(Entries from a dataset of interfaces)
BEGIN

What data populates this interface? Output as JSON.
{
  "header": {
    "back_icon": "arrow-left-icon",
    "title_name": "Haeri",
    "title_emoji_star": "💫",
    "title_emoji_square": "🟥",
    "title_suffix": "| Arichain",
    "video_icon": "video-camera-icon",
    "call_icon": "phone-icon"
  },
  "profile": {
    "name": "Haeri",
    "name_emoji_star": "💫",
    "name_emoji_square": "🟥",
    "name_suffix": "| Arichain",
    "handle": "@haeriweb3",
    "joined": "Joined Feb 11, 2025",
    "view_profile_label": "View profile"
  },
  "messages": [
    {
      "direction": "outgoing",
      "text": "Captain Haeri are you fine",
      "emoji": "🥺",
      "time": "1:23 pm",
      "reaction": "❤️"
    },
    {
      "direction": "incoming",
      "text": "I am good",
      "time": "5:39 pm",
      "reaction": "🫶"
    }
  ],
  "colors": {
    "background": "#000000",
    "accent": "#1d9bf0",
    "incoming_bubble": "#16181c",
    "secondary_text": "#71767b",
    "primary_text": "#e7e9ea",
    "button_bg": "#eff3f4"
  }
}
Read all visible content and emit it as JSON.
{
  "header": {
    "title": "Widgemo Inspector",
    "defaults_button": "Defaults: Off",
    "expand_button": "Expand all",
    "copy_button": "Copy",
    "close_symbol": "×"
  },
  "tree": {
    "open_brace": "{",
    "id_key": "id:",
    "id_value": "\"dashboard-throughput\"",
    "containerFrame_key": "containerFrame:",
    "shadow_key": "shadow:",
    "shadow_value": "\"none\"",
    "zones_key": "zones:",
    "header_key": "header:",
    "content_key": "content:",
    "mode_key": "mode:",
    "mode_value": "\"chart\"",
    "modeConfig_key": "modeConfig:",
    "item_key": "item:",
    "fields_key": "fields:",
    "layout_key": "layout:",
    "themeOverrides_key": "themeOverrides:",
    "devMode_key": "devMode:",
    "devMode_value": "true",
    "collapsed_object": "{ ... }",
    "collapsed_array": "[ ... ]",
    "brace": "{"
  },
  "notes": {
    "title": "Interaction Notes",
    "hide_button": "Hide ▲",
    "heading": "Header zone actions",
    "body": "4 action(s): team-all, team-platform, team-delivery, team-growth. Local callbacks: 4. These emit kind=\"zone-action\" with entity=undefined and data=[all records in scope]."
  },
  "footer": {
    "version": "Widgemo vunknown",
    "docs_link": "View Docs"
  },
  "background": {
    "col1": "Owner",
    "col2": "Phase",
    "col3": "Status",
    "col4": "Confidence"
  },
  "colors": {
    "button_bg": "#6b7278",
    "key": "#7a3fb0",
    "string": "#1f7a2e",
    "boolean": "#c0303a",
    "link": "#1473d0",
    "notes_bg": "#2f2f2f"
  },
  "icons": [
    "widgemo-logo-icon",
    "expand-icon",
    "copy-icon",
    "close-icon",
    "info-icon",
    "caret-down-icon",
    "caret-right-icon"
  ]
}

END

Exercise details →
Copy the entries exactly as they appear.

Output for this exercise →
What data populates this interface? Output as JSON.
{
  "header": {
    "back_icon": "arrow-left-icon",
    "title_name": "Haeri",
    "title_emoji_star": "💫",
    "title_emoji_square": "🟥",
    "title_suffix": "| Arichain",
    "video_icon": "video-camera-icon",
    "call_icon": "phone-icon"
  },
  "profile": {
    "name": "Haeri",
    "name_emoji_star": "💫",
    "name_emoji_square": "🟥",
    "name_suffix": "| Arichain",
    "handle": "@haeriweb3",
    "joined": "Joined Feb 11, 2025",
    "view_profile_label": "View profile"
  },
  "messages": [
    {
      "direction": "outgoing",
      "text": "Captain Haeri are you fine",
      "emoji": "🥺",
      "time": "1:23 pm",
      "reaction": "❤️"
    },
    {
      "direction": "incoming",
      "text": "I am good",
      "time": "5:39 pm",
      "reaction": "🫶"
    }
  ],
  "colors": {
    "background": "#000000",
    "accent": "#1d9bf0",
    "incoming_bubble": "#16181c",
    "secondary_text": "#71767b",
    "primary_text": "#e7e9ea",
    "button_bg": "#eff3f4"
  }
}
Read all visible content and emit it as JSON.
{
  "header": {
    "title": "Widgemo Inspector",
    "defaults_button": "Defaults: Off",
    "expand_button": "Expand all",
    "copy_button": "Copy",
    "close_symbol": "×"
  },
  "tree": {
    "open_brace": "{",
    "id_key": "id:",
    "id_value": "\"dashboard-throughput\"",
    "containerFrame_key": "containerFrame:",
    "shadow_key": "shadow:",
    "shadow_value": "\"none\"",
    "zones_key": "zones:",
    "header_key": "header:",
    "content_key": "content:",
    "mode_key": "mode:",
    "mode_value": "\"chart\"",
    "modeConfig_key": "modeConfig:",
    "item_key": "item:",
    "fields_key": "fields:",
    "layout_key": "layout:",
    "themeOverrides_key": "themeOverrides:",
    "devMode_key": "devMode:",
    "devMode_value": "true",
    "collapsed_object": "{ ... }",
    "collapsed_array": "[ ... ]",
    "brace": "{"
  },
  "notes": {
    "title": "Interaction Notes",
    "hide_button": "Hide ▲",
    "heading": "Header zone actions",
    "body": "4 action(s): team-all, team-platform, team-delivery, team-growth. Local callbacks: 4. These emit kind=\"zone-action\" with entity=undefined and data=[all records in scope]."
  },
  "footer": {
    "version": "Widgemo vunknown",
    "docs_link": "View Docs"
  },
  "background": {
    "col1": "Owner",
    "col2": "Phase",
    "col3": "Status",
    "col4": "Confidence"
  },
  "colors": {
    "button_bg": "#6b7278",
    "key": "#7a3fb0",
    "string": "#1f7a2e",
    "boolean": "#c0303a",
    "link": "#1473d0",
    "notes_bg": "#2f2f2f"
  },
  "icons": [
    "widgemo-logo-icon",
    "expand-icon",
    "copy-icon",
    "close-icon",
    "info-icon",
    "caret-down-icon",
    "caret-right-icon"
  ]
}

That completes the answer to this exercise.